For those familiar with the acerbic nature of Russian-Chinese relations over the years, the announcement of joint military exercises is stunning. The switch from extreme hostility to rapprochement is a sea change in the broader strategic equation. The fact that the improvement in ties has been incremental makes it no less real -- and no less a potential threat to U.S. interests.
This event, largely ignored by the U.S. media, comes on the heels of Soviet President Vladimir Putin's October visit to Beijing, where he said that bilateral relations had reached ''unparalleled heights.'' Putin then signed an agreement settling the last of the disputes along the 7,500-kilometer border between the two countries, ending the pushing and shoving that had led to armed clashes in the 1960s and '70s. Putin's visit also produced an agreement to jointly develop Russian energy reserves, an agreement that China hopes will help fuel its growing economy.
Sino-Russian bilateral trade has been growing by leaps and bounds. Most important, China has become Russia's arms industry's gold-star customer. This year, the Chinese are spending about $2 billion for weapons. For Russia, these sales are an important source of export earnings and keep key segments of its defense industry afloat. Cut off from arms sales from the West, Beijing has come to rely on Russia more and more for sophisticated arms and technology.
Standing up to the bully
Before 9/11, progress in political, economic and military relations reached a high point with the conclusion of a Sino-Russian treaty signed by Putin and President Jiang Zemin in Moscow in July 2001. That treaty reflected a commitment to collaborate closely in standing up to what they consider the world's big bully. The invasion of Iraq in March 2003 greatly increased the incentive for such collaboration, now made more tangible by the scheduling of joint military exercises.
As for Washington's misadventure in Iraq, the Russians and Chinese look with mixed feelings on the quicksand in which U.S. forces are trying to stay afloat: alarm at what they see as unconstrained, unpredictable U.S. belligerence and schadenfreude at the fiasco brought about by the ineptitude of senior American civilian-defense officials and by careerism among the generals, many of whom know better but lack the spine to tell their superiors that the war in Iraq cannot be ``won.''
What seems clear is that, largely because of the U.S.-U.K. attack on Iraq, China and Russia intend to give each other meaningful political support if Washington embarks on a new military adventure -- against Iran, for example.
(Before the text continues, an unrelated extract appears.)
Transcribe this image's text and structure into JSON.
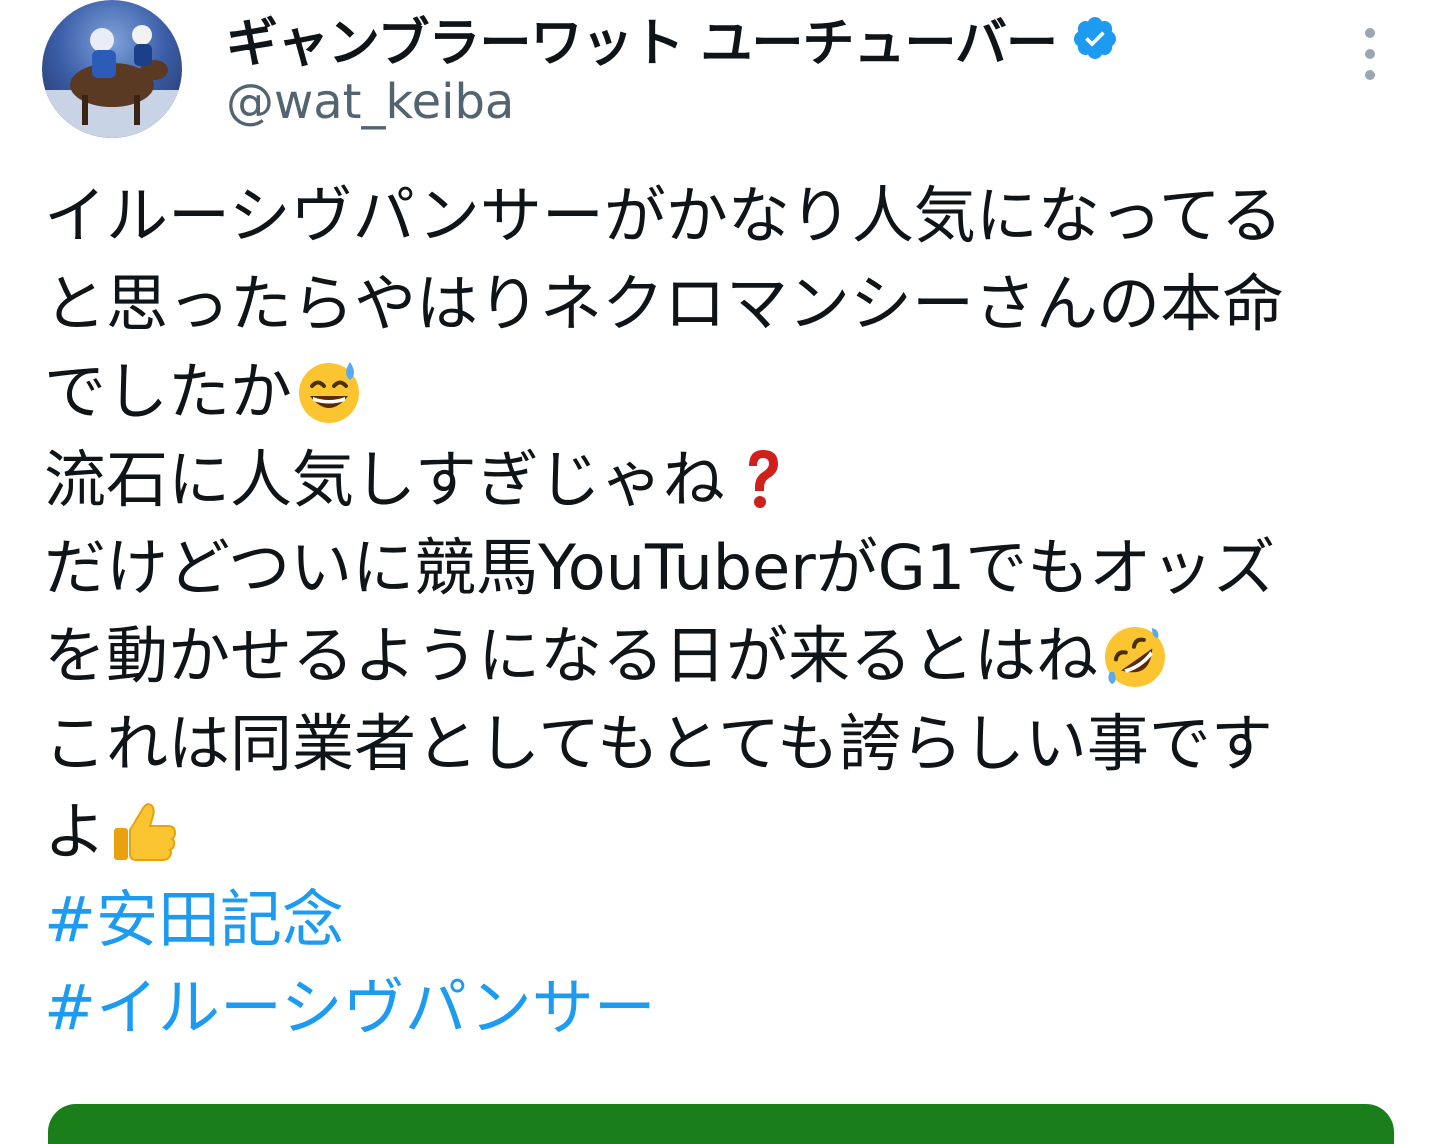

And watch out. That same assurance of mutual support could embolden the Russians or Chinese to undertake adventurist actions of their own (vis--vis Taiwan or Ukraine, for instance), the more so as U.S. forces appear doomed to thrashing about in Iraq for the near future.
U.S. not main focus
Like subterranean geological plates that shift imperceptibly, changes with immense political repercussions can occur so gradually as to be imperceptible -- until the earthquake. Over the past several years, there has been rather broad consensus among specialists that, despite the gradual rapprochement between Russia and China, both remain more interested in developing good relations with the United States than with each other.
Someone needs to tell U.S. policymakers that this may no longer be the case, help them understand why this is important and warn them that hubris has always been a tragic flaw.
Ray McGovern began his 27-year career with the CIA as the analyst for Soviet relations with China and Southeast Asia. He is on the steering group of Veteran Intelligence Professionals for Sanity.
© 2004 Miami Herald